[Element data from apps and pages]
::::::::
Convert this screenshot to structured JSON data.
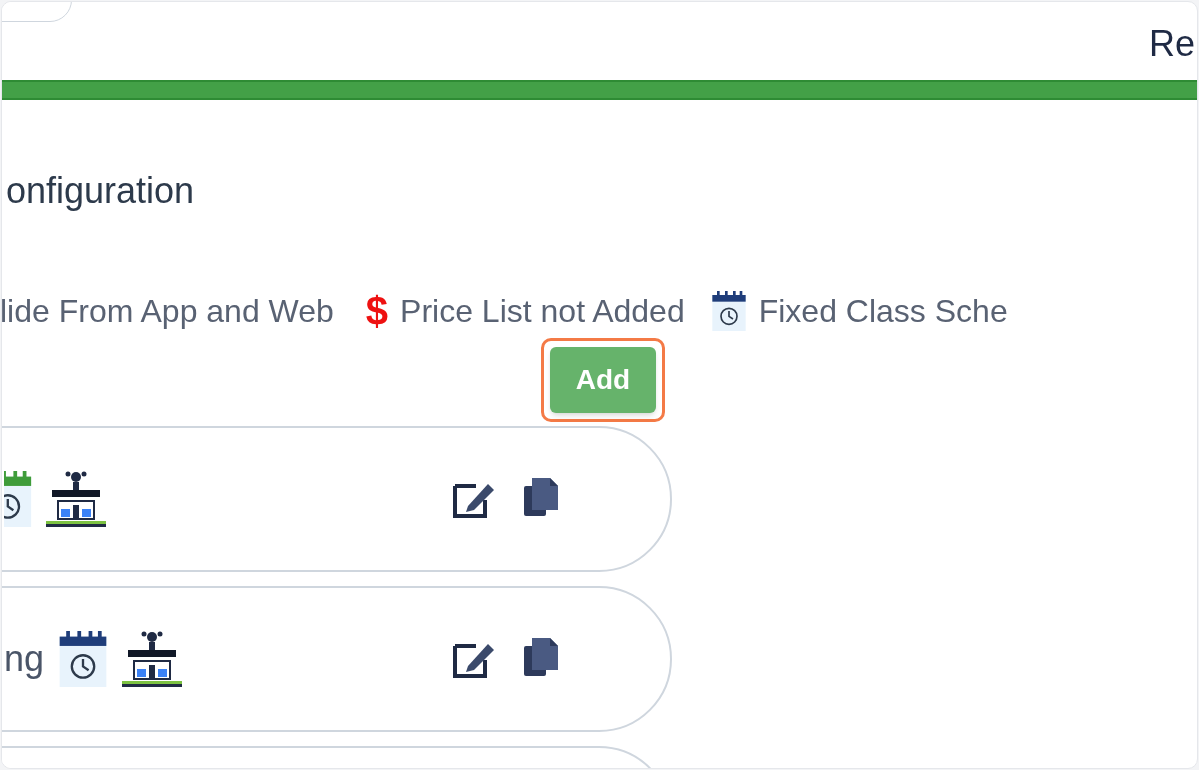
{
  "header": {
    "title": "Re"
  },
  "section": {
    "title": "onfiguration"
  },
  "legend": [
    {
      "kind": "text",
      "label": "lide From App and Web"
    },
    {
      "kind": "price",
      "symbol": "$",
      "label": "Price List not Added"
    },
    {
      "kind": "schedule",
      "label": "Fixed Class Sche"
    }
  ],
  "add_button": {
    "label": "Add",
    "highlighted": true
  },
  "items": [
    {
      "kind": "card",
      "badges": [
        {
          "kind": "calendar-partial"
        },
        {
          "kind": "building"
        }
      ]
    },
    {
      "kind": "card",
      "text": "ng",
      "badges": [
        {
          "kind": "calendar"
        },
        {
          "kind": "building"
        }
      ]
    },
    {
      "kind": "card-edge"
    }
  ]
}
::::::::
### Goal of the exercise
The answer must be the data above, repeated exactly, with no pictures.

### Task answer
Convert this screenshot to structured JSON data.
{
  "header": {
    "title": "Re"
  },
  "section": {
    "title": "onfiguration"
  },
  "legend": [
    {
      "kind": "text",
      "label": "lide From App and Web"
    },
    {
      "kind": "price",
      "symbol": "$",
      "label": "Price List not Added"
    },
    {
      "kind": "schedule",
      "label": "Fixed Class Sche"
    }
  ],
  "add_button": {
    "label": "Add",
    "highlighted": true
  },
  "items": [
    {
      "kind": "card",
      "badges": [
        {
          "kind": "calendar-partial"
        },
        {
          "kind": "building"
        }
      ]
    },
    {
      "kind": "card",
      "text": "ng",
      "badges": [
        {
          "kind": "calendar"
        },
        {
          "kind": "building"
        }
      ]
    },
    {
      "kind": "card-edge"
    }
  ]
}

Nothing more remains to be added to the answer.